• **Task to complete**: Take the line with "Convert this screenshot" as the first line and the last line of the data as the final one. Write out those lines exactly, and no others.
──────── Listed entries
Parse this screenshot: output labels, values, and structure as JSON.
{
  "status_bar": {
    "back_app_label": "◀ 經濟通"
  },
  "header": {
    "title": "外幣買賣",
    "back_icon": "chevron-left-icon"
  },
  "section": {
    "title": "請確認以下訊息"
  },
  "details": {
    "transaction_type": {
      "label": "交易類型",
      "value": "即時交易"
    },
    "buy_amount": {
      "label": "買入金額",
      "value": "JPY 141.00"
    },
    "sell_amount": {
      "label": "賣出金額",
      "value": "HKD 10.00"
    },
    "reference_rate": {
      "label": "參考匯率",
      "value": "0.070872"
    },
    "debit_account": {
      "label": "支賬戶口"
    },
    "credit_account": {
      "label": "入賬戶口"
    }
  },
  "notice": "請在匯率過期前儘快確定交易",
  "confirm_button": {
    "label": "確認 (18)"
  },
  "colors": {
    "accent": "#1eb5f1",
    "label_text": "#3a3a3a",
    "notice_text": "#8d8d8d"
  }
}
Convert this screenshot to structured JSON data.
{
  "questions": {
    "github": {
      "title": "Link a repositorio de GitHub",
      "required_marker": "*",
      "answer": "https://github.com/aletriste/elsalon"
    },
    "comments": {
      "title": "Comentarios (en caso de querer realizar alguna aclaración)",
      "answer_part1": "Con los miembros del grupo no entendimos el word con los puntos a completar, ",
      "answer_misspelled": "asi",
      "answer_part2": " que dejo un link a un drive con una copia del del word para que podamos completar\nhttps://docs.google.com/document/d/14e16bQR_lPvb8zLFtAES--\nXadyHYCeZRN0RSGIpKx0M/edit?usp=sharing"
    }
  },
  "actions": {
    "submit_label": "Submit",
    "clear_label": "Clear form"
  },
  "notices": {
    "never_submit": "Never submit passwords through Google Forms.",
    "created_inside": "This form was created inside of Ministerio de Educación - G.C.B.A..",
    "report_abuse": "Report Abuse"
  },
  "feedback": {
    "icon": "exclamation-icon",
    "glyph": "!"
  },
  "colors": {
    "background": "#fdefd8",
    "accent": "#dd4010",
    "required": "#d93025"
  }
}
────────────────
• **Exercise output**:
Convert this screenshot to structured JSON data.
{
  "questions": {
    "github": {
      "title": "Link a repositorio de GitHub",
      "required_marker": "*",
      "answer": "https://github.com/aletriste/elsalon"
    },
    "comments": {
      "title": "Comentarios (en caso de querer realizar alguna aclaración)",
      "answer_part1": "Con los miembros del grupo no entendimos el word con los puntos a completar, ",
      "answer_misspelled": "asi",
      "answer_part2": " que dejo un link a un drive con una copia del del word para que podamos completar\nhttps://docs.google.com/document/d/14e16bQR_lPvb8zLFtAES--\nXadyHYCeZRN0RSGIpKx0M/edit?usp=sharing"
    }
  },
  "actions": {
    "submit_label": "Submit",
    "clear_label": "Clear form"
  },
  "notices": {
    "never_submit": "Never submit passwords through Google Forms.",
    "created_inside": "This form was created inside of Ministerio de Educación - G.C.B.A..",
    "report_abuse": "Report Abuse"
  },
  "feedback": {
    "icon": "exclamation-icon",
    "glyph": "!"
  },
  "colors": {
    "background": "#fdefd8",
    "accent": "#dd4010",
    "required": "#d93025"
  }
}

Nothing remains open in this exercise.